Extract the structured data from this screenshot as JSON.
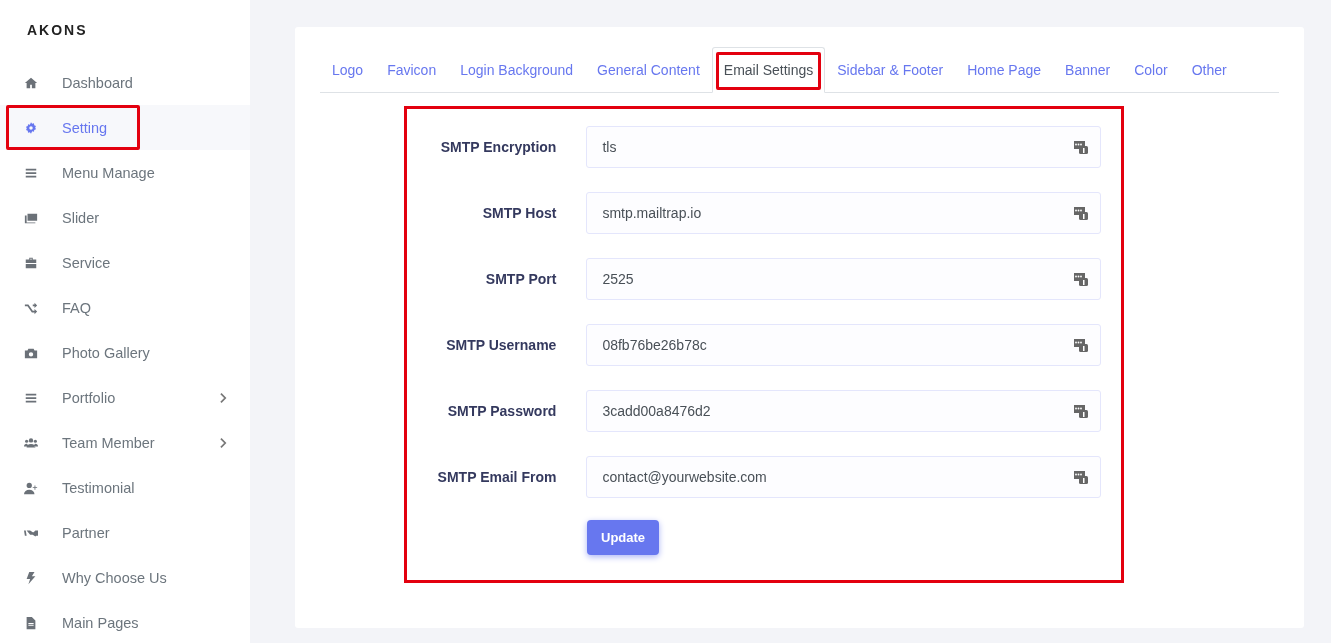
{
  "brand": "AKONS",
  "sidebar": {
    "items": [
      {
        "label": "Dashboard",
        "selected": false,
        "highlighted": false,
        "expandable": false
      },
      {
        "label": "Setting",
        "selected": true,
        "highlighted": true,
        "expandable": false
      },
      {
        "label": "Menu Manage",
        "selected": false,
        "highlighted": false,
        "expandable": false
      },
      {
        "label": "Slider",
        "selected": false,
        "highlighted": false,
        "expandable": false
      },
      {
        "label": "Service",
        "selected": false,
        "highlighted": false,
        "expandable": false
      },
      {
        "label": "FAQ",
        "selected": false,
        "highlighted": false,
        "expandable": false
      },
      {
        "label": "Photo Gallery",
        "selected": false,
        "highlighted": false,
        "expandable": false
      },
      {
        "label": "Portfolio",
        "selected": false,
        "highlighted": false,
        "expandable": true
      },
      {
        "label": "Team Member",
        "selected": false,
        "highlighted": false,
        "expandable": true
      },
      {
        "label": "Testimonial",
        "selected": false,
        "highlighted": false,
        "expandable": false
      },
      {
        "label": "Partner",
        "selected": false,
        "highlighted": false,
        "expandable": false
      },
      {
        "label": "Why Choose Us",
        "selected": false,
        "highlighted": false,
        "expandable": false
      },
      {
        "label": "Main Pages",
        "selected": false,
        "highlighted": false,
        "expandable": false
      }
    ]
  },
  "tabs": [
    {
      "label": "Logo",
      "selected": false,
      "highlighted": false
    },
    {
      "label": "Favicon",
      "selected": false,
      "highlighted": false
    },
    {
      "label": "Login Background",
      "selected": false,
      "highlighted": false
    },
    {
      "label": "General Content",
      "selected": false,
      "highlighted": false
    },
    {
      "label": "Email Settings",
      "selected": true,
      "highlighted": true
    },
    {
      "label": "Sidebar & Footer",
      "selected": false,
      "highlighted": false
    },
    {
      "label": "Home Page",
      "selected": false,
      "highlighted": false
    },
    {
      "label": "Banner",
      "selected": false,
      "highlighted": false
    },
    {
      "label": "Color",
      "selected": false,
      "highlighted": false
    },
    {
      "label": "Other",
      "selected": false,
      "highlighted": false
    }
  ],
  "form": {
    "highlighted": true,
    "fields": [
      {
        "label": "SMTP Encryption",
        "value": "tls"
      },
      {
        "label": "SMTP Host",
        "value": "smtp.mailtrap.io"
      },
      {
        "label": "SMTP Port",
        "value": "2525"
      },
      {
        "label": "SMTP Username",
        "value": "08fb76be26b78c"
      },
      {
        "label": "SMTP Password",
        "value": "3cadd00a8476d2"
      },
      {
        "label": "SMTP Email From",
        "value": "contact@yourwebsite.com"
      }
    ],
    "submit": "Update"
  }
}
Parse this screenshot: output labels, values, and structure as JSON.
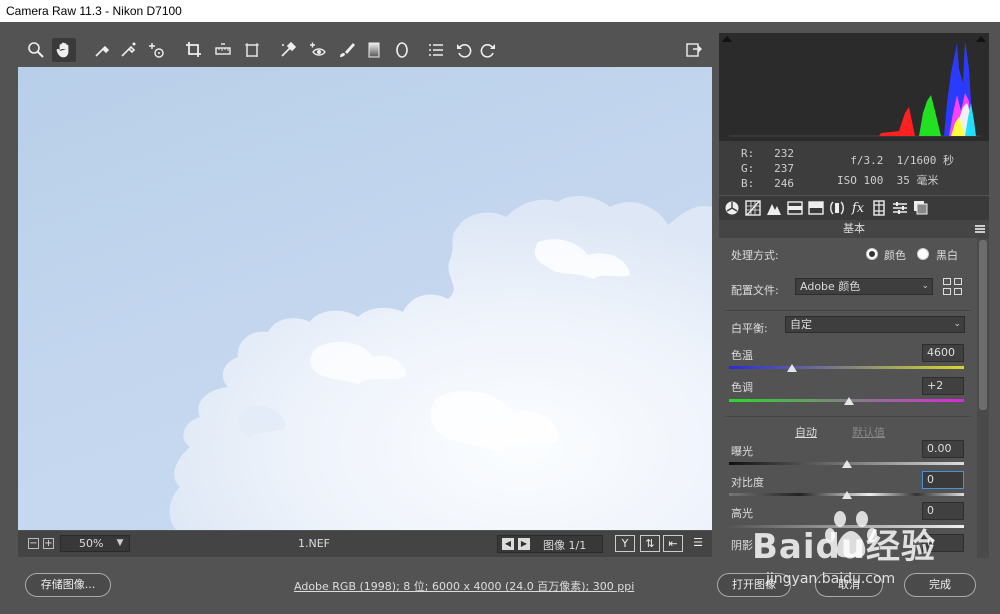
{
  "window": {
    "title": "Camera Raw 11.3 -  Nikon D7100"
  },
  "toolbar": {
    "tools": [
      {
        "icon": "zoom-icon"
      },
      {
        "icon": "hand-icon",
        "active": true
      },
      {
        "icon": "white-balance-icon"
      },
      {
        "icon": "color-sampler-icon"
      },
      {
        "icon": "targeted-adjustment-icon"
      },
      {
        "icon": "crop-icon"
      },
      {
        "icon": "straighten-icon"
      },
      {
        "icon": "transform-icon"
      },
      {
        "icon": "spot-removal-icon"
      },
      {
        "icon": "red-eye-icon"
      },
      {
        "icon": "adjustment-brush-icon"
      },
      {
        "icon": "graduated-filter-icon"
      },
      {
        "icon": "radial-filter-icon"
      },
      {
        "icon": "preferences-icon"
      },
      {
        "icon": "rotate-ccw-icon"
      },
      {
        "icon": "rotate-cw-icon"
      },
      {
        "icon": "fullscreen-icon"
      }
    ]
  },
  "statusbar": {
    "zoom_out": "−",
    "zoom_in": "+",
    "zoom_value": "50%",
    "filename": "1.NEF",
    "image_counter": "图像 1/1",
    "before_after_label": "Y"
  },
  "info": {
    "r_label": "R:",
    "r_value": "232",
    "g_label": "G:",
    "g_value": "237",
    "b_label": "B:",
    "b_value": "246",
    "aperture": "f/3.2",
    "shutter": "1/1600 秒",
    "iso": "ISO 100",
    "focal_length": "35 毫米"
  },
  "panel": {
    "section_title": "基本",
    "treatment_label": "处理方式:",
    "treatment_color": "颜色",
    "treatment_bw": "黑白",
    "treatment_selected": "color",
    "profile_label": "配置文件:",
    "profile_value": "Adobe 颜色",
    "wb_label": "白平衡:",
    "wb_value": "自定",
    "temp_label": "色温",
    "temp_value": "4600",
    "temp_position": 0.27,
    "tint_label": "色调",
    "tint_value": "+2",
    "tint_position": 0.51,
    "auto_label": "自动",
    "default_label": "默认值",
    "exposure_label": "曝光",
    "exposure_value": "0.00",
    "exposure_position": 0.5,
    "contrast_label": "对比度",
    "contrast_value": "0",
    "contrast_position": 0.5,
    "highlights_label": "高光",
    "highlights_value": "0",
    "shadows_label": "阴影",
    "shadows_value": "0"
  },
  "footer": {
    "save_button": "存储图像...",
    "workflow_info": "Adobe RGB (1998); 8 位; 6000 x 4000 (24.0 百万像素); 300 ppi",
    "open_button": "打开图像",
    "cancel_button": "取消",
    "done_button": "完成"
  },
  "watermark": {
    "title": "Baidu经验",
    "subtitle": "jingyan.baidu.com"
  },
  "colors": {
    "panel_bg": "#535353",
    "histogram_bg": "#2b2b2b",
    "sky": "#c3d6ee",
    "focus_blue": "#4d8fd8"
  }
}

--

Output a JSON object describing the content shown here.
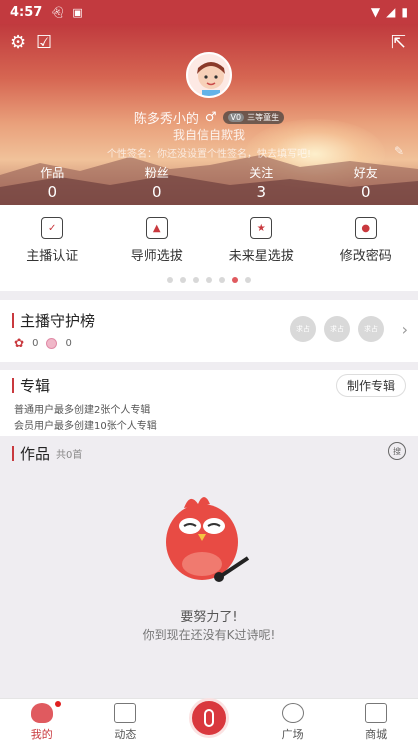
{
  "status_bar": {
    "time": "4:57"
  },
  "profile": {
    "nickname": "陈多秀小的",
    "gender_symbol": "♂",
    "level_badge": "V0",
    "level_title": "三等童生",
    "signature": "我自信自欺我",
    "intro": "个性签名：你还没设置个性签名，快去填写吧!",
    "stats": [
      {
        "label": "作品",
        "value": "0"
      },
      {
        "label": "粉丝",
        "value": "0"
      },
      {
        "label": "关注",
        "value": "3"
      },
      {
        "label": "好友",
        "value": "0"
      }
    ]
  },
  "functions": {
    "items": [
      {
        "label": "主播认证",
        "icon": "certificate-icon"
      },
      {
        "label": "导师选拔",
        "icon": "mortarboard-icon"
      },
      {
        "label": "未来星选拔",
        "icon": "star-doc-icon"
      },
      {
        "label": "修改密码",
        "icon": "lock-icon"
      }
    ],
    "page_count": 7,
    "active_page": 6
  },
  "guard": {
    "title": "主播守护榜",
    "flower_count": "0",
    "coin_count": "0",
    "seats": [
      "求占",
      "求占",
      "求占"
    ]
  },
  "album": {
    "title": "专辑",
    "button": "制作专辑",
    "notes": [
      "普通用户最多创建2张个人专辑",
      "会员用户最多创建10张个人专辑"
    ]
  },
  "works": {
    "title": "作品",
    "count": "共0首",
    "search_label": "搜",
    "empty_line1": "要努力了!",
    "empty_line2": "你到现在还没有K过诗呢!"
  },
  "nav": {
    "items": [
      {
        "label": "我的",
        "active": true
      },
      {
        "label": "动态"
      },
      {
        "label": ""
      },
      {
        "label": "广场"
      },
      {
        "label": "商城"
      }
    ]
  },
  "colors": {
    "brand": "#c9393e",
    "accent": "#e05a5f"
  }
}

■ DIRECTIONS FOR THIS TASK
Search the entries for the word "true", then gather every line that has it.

■ COMPLETED TASK
        "selected": true,
        "highlighted": true,
        "expandable": true
        "expandable": true
      "selected": true,
      "highlighted": true
    "highlighted": true,
        "active": true
        "active": true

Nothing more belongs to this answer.